▸ Brief:
Out of the records below, copy all lines in which the word "icon" occurs.

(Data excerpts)
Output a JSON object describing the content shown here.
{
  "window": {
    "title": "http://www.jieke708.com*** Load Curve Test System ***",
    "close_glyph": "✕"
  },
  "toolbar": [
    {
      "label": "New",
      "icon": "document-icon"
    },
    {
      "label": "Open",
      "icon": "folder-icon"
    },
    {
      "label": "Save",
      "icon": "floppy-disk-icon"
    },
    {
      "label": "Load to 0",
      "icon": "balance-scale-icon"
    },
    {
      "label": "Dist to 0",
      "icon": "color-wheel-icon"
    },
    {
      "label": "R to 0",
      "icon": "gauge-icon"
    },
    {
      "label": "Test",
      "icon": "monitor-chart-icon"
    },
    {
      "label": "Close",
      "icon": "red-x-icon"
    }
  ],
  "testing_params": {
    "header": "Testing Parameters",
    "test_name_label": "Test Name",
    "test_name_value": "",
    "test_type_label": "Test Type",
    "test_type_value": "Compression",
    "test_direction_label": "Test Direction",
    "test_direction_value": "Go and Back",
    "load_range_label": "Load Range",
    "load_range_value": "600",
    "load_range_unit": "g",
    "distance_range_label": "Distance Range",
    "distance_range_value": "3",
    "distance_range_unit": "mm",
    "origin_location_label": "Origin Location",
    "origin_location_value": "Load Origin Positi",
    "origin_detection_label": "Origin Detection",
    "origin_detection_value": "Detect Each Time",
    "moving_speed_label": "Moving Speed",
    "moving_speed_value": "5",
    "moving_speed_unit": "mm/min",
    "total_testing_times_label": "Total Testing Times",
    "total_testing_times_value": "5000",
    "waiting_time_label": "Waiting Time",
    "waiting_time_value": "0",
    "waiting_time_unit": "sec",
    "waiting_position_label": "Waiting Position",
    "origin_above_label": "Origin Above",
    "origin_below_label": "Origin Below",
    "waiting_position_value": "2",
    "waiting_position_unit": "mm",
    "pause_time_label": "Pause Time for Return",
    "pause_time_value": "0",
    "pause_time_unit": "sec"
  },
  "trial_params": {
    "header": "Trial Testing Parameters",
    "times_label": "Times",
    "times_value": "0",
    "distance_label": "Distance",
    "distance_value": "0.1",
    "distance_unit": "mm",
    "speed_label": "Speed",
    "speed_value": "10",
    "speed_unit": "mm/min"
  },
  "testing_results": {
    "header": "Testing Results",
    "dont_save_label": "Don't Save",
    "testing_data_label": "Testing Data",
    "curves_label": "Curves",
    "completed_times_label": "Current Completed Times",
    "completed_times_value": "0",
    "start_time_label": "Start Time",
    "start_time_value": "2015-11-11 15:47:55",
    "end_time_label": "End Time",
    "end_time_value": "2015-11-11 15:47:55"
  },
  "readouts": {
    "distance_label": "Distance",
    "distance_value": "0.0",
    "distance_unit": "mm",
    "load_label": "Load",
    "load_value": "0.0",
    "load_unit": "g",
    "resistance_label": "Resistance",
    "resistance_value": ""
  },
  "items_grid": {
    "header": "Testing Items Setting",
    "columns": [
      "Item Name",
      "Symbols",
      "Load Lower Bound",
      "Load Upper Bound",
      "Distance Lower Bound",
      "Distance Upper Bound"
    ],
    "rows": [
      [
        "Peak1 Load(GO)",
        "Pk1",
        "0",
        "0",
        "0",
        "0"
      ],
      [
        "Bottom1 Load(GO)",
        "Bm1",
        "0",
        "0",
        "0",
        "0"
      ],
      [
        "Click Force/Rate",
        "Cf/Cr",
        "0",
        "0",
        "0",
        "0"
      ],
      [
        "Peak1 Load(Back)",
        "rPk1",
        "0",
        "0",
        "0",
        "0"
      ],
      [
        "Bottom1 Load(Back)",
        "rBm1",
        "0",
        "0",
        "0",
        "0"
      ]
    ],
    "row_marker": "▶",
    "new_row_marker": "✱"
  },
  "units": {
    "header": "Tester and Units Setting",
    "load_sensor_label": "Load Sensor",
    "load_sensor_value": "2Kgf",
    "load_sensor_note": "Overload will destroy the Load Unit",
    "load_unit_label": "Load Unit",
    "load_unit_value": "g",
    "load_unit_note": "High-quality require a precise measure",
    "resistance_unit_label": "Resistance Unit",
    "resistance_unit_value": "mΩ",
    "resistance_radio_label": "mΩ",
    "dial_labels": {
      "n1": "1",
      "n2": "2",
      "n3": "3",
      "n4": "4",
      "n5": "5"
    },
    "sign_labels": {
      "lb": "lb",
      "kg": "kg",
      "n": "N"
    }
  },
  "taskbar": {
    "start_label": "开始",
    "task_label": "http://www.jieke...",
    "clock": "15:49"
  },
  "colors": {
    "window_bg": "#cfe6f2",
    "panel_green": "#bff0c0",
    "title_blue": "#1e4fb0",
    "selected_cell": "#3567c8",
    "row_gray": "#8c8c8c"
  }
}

▸ Output:
      "icon": "document-icon"
      "icon": "folder-icon"
      "icon": "floppy-disk-icon"
      "icon": "balance-scale-icon"
      "icon": "color-wheel-icon"
      "icon": "gauge-icon"
      "icon": "monitor-chart-icon"
      "icon": "red-x-icon"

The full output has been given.